Speaking of Twin Peaks, here we have a textbook example of a movie that pleased almost nobody upon its release but has now generated such interest, thanks in large part to this year's Twin Peaks revival, that it arrives on Criterion. A feature-film prequel to David Lynch and Mark Frost's original TV serial that answered none of its questions and tossed in a raft of new ones, the film functions as one of cinema's most downbeat, disruptive and harsh depictions of a middle-class American teenage girl's social context. Sheryl Lee delivers a virtuoso performance that deserved the Oscar there was no way she'd be nominated for, and she wasn't. The extras, including a 90-minute film of deleted and alternate takes assembled by Lynch, have been available on previous sets.

(Available from Criterion Collection)

8. The Green Slime (Kinji Fukasaku, 1968)

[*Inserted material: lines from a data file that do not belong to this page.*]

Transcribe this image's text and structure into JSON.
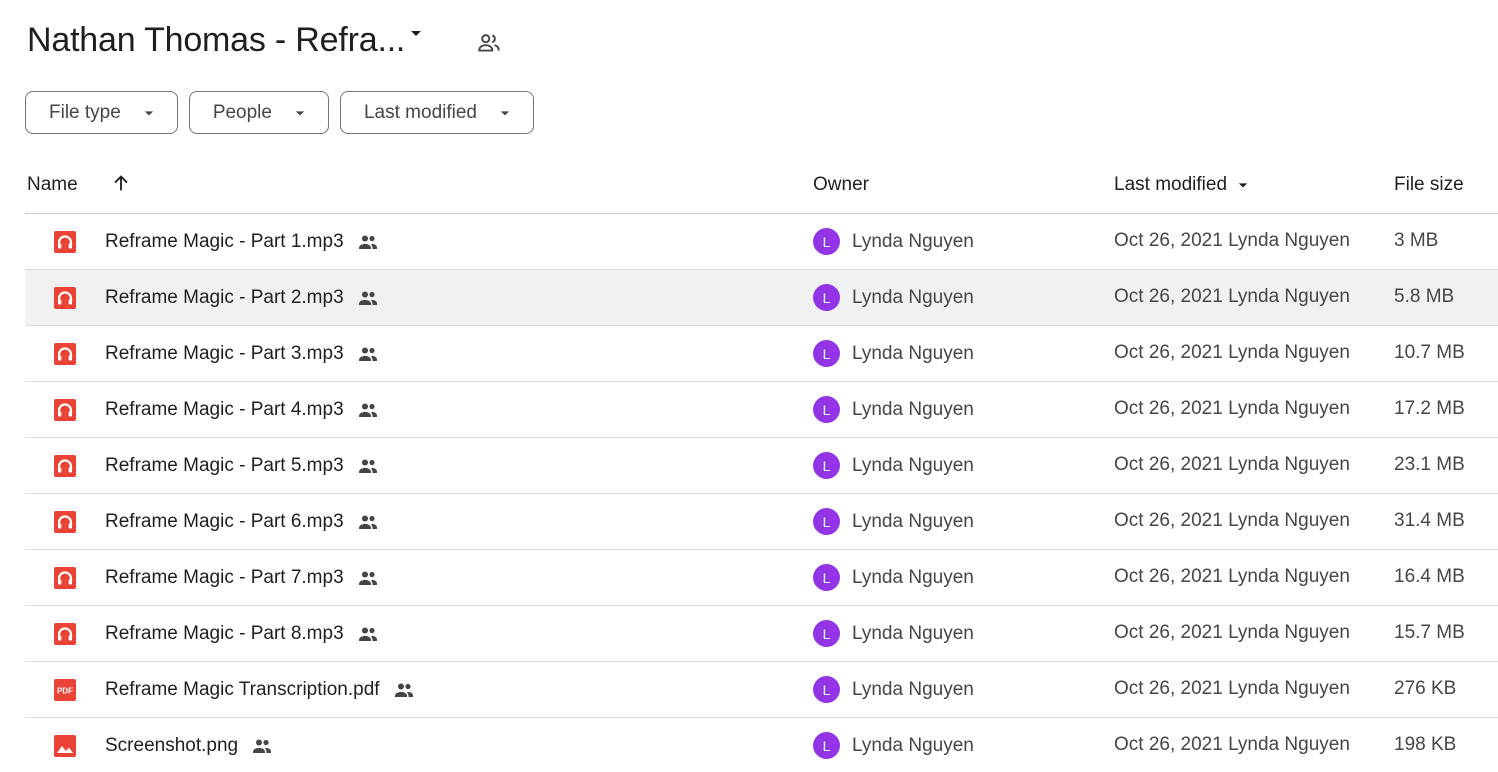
{
  "header": {
    "title": "Nathan Thomas - Refra..."
  },
  "filters": [
    {
      "label": "File type"
    },
    {
      "label": "People"
    },
    {
      "label": "Last modified"
    }
  ],
  "table": {
    "columns": {
      "name": "Name",
      "owner": "Owner",
      "last_modified": "Last modified",
      "file_size": "File size"
    },
    "rows": [
      {
        "name": "Reframe Magic - Part 1.mp3",
        "type": "audio",
        "owner_initial": "L",
        "owner": "Lynda Nguyen",
        "modified": "Oct 26, 2021 Lynda Nguyen",
        "size": "3 MB",
        "selected": false
      },
      {
        "name": "Reframe Magic - Part 2.mp3",
        "type": "audio",
        "owner_initial": "L",
        "owner": "Lynda Nguyen",
        "modified": "Oct 26, 2021 Lynda Nguyen",
        "size": "5.8 MB",
        "selected": true
      },
      {
        "name": "Reframe Magic - Part 3.mp3",
        "type": "audio",
        "owner_initial": "L",
        "owner": "Lynda Nguyen",
        "modified": "Oct 26, 2021 Lynda Nguyen",
        "size": "10.7 MB",
        "selected": false
      },
      {
        "name": "Reframe Magic - Part 4.mp3",
        "type": "audio",
        "owner_initial": "L",
        "owner": "Lynda Nguyen",
        "modified": "Oct 26, 2021 Lynda Nguyen",
        "size": "17.2 MB",
        "selected": false
      },
      {
        "name": "Reframe Magic - Part 5.mp3",
        "type": "audio",
        "owner_initial": "L",
        "owner": "Lynda Nguyen",
        "modified": "Oct 26, 2021 Lynda Nguyen",
        "size": "23.1 MB",
        "selected": false
      },
      {
        "name": "Reframe Magic - Part 6.mp3",
        "type": "audio",
        "owner_initial": "L",
        "owner": "Lynda Nguyen",
        "modified": "Oct 26, 2021 Lynda Nguyen",
        "size": "31.4 MB",
        "selected": false
      },
      {
        "name": "Reframe Magic - Part 7.mp3",
        "type": "audio",
        "owner_initial": "L",
        "owner": "Lynda Nguyen",
        "modified": "Oct 26, 2021 Lynda Nguyen",
        "size": "16.4 MB",
        "selected": false
      },
      {
        "name": "Reframe Magic - Part 8.mp3",
        "type": "audio",
        "owner_initial": "L",
        "owner": "Lynda Nguyen",
        "modified": "Oct 26, 2021 Lynda Nguyen",
        "size": "15.7 MB",
        "selected": false
      },
      {
        "name": "Reframe Magic Transcription.pdf",
        "type": "pdf",
        "owner_initial": "L",
        "owner": "Lynda Nguyen",
        "modified": "Oct 26, 2021 Lynda Nguyen",
        "size": "276 KB",
        "selected": false
      },
      {
        "name": "Screenshot.png",
        "type": "image",
        "owner_initial": "L",
        "owner": "Lynda Nguyen",
        "modified": "Oct 26, 2021 Lynda Nguyen",
        "size": "198 KB",
        "selected": false
      }
    ]
  },
  "icons": {
    "title_dropdown": "arrow-drop-down-icon",
    "title_shared": "shared-folder-icon",
    "sort_name": "arrow-upward-icon",
    "sort_modified": "arrow-drop-down-icon",
    "audio": "audio-file-icon",
    "pdf": "pdf-file-icon",
    "image": "image-file-icon",
    "shared": "people-icon"
  },
  "colors": {
    "file_icon_red": "#ea4335",
    "avatar_purple": "#9334e6",
    "selected_row": "#f0f2f1",
    "text_primary": "#1f1f1f",
    "text_secondary": "#444746"
  }
}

Incredibly, Warner Archive upgrades its on-demand DVD of a groovy, brightly colored creature feature with this Blu-ray. As a clever reviewer indicated in this PopMatters review, what director Kinji Fukasaku saw as a Vietnam allegory functions more obviously as a manifestation of sexual tension between alpha-jock spacemen competing for the attention of a foxy female scientist, and this subconsciously creates an explosion of big green tentacled critters who overrun the space station. While we don't believe in "so bad it's good," this falls squarely into the category of things so unfacetiously absurd, they come out cool. There's a sublimely idiotic theme song.

(Available from Warner Bros.)

If the idea is that earth, water, fire, air and space constitute the core elements of life, then these five songs might seem as their equivalents to surviving the complications that come from embracing the good and enduring the ugly of the Christmas season.

Memory will never serve us well when it comes to Christmas and all its surrounding complications. Perhaps worse than the financial and familial pressures, the weather and the mad rush to consume and meet expectations, to exceed what happened the year before, are the floods of lists and pithy observations about Christmas music. We know our favorite carols and guilty pleasures ("O Come All Ye Faithful", "Silent Night"), the Vince Guaraldi Trio's music for 1965's A Charlie Brown Christmas that was transcendent then and (for some, anyway) has lost none of its power through the years, and we embrace the rock songs (The Kink's "Father Christmas", Greg Lake's "I Believe In Father Christmas", and The Pretenders' "2000 Miles".) We dismiss the creepy sexual predator nature in any rendition of "Baby, It's Cold Outside", the inanity of Alvin and the Chipmunks, and pop confections like "I Saw Mommy Kissing Santa Claus".

Keep reading... Show less
Pop Ten
Mixed Media
PM Picks

© 1999-2017 All rights reserved.
Popmatters is wholly independently owned and operated.